[Entries from a dataset of interfaces]
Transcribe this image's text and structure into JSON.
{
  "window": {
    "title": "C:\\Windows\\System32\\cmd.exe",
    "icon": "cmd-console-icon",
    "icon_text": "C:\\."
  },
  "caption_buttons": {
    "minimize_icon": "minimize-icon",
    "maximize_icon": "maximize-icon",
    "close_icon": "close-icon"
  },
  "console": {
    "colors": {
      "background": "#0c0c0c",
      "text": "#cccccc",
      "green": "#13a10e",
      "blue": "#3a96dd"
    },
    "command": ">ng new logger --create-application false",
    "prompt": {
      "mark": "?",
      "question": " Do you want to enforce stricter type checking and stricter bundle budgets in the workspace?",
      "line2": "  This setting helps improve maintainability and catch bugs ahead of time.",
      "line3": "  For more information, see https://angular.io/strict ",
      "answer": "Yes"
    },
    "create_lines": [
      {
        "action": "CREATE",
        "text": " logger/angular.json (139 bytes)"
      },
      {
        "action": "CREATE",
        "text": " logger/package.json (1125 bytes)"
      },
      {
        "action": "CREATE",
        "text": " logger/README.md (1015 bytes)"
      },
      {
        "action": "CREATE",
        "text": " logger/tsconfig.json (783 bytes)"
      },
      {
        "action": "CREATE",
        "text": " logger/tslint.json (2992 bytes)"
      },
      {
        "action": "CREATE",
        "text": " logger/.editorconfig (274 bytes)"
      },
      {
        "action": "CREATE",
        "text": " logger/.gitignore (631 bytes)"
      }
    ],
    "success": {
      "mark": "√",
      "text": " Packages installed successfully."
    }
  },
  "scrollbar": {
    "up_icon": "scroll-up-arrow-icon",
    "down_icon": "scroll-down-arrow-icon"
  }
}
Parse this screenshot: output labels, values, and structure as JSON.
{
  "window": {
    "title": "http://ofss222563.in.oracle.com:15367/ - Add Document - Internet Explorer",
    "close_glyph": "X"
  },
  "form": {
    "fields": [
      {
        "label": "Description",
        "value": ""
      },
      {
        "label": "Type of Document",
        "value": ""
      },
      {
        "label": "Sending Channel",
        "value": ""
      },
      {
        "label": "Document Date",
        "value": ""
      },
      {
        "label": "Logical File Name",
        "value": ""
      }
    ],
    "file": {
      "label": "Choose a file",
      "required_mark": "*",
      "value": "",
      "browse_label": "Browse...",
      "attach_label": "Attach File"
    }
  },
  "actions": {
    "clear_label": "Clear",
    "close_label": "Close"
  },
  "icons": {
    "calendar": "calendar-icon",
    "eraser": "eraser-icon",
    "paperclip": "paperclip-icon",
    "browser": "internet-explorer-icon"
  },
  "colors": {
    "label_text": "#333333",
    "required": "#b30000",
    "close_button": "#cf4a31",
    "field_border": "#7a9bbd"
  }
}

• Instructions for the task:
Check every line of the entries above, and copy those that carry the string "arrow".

• Problem solution:
    "up_icon": "scroll-up-arrow-icon",
    "down_icon": "scroll-down-arrow-icon"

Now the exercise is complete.